At the same time, legislative remedies should be introduced as a complementary track towards the abolition of the PDAF. Increase the education budget to 6% of gross national product so no student would need to seek a Congressman’s support for his studies. Advocate for effective implementation of the Cheaper Medicines Act and introduce reforms in the health sector so no poor mother would think twice of bringing her son to a public hospital for treatment. Empower local government units so they can have the technical expertise to effectively and efficiently handle their own projects.

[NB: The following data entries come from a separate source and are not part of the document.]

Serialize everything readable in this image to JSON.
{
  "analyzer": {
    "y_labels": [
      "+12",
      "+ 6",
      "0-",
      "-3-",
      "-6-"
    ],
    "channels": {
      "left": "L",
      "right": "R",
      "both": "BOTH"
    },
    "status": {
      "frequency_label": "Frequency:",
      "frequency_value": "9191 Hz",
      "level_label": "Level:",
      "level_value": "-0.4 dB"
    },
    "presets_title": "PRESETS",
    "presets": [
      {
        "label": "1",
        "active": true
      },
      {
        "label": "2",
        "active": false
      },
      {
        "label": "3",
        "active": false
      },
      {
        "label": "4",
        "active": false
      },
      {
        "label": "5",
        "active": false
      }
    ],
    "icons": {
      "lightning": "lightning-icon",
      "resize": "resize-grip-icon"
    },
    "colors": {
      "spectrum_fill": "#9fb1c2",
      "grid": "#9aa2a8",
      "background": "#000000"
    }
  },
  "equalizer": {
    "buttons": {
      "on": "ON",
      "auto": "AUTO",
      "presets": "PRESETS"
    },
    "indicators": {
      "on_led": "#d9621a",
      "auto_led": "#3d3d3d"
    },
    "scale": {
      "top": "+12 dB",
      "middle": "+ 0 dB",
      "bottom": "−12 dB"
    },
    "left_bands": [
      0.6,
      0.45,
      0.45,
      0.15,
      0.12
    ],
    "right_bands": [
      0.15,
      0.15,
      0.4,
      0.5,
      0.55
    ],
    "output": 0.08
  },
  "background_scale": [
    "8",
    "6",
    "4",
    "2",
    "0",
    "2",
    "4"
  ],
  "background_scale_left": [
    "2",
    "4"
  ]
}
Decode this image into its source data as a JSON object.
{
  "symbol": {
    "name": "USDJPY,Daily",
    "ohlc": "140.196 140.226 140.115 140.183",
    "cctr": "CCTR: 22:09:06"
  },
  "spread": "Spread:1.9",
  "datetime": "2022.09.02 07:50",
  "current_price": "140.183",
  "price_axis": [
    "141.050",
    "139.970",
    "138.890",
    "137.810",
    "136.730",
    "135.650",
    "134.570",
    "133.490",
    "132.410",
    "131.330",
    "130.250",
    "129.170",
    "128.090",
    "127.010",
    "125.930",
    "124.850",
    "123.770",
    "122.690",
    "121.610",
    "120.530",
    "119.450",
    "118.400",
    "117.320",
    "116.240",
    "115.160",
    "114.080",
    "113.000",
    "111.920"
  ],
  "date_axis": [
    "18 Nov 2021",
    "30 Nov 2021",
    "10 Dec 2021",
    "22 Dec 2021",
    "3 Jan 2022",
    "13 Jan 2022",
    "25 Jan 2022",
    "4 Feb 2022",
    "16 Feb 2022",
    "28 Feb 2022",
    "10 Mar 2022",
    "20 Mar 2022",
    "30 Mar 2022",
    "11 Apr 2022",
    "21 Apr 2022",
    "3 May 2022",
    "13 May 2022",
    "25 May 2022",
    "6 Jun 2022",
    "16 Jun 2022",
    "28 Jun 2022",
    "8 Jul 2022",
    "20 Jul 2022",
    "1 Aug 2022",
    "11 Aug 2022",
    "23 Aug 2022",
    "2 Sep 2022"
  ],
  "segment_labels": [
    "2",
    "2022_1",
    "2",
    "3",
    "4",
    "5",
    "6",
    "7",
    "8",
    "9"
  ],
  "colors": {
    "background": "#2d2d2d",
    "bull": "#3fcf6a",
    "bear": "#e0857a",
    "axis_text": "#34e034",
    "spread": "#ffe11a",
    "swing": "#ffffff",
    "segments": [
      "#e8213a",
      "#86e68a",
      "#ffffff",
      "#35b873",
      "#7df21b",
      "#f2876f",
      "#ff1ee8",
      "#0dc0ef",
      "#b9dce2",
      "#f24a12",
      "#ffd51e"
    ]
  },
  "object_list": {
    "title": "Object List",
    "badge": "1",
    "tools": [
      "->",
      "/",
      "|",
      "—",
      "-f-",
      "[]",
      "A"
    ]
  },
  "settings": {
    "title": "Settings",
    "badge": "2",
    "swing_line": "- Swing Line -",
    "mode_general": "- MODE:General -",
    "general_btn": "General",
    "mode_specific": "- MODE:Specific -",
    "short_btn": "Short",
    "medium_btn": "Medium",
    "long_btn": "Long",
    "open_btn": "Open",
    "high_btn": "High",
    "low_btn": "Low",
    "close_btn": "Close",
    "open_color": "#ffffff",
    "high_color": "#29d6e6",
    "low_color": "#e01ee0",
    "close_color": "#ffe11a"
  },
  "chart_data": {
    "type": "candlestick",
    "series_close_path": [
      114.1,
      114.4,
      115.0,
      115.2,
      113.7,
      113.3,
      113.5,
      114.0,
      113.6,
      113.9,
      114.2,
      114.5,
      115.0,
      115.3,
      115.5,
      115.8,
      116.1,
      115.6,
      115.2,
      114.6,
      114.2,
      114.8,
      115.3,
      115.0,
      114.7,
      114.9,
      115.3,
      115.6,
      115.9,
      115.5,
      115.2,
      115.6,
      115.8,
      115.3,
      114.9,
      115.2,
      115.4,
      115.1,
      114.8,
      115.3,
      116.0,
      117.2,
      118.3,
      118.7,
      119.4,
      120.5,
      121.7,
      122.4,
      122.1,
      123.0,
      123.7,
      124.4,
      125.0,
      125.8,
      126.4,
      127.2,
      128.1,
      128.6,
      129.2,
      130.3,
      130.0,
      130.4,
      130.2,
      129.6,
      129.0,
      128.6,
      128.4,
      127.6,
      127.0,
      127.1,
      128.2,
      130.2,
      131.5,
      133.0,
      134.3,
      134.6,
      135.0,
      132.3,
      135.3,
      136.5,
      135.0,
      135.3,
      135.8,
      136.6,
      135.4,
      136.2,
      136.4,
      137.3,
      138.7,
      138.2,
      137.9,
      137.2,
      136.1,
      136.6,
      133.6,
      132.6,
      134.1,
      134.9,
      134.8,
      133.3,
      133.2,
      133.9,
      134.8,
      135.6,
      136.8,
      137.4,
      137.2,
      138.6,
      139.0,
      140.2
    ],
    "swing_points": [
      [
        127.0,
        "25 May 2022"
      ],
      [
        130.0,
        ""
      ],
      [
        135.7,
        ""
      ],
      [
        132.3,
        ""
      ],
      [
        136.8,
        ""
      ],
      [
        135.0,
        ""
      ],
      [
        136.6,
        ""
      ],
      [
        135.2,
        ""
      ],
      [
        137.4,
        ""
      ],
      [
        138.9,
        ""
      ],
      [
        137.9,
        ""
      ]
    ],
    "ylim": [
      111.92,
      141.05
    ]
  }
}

However, all of these are easier said than done. What the protesters in the March want is that PDAF will be abolished and that’s all. No more follow through for those in classes D and E who access the PDAF in times of need. Worse, there would be no social reform in the guise of voters’ education, good governance and informed citizenry, because the goal–scrapping PDAF–was met already. And worst of all, the same old corrupt politicians will continue roaming the halls of Congress, thinking of new ways to steal from public funds, while poor children die of congenital heart disease in the Philippine Heart Center.

This is why I did not join the ‘Million People March’. Not only because I feel the lack of concern of the ‘taxpayers’ for those who legitimately need assistance, but also because this PDAF scandal is not a simple corruption issue that could be solved by removing the money pool. PDAF, when used responsibly, could really bridge social inequalities. Let’s not act as if PDAF is all evil and with no public service component. It’s not the fault of PDAF that it was misused by corrupt politicians; blame the human, not the abstract.

Postscript: I have some serious semantic issues: I don’t want to call the Priority Development Assistance Fund – the PDAF – as “Pork Barrel.” As a Muslim, I shy away from pork, and to call something that I see and believe to be beneficial to my countrymen as ‘pork’ is abominable for me.

About the author

Maryam RS Bermudez, professionally known as Reinna, is a balik-Islam (Muslim reconvert) peace advocate and political officer working on Mindanao peace and development. She graduated with a degree in Political Science from the University of the Philippines – Diliman in 2011 and is currently pursuing funding for her deferred admission to a Masters program at the UN-mandated University for Peace in Costa Rica. She is currently working at the Senate of the Philippines.

Advertisements

One thought on “I didn’t join the Million People March: A Development Worker’s Defense of the PDAF

Comments are closed.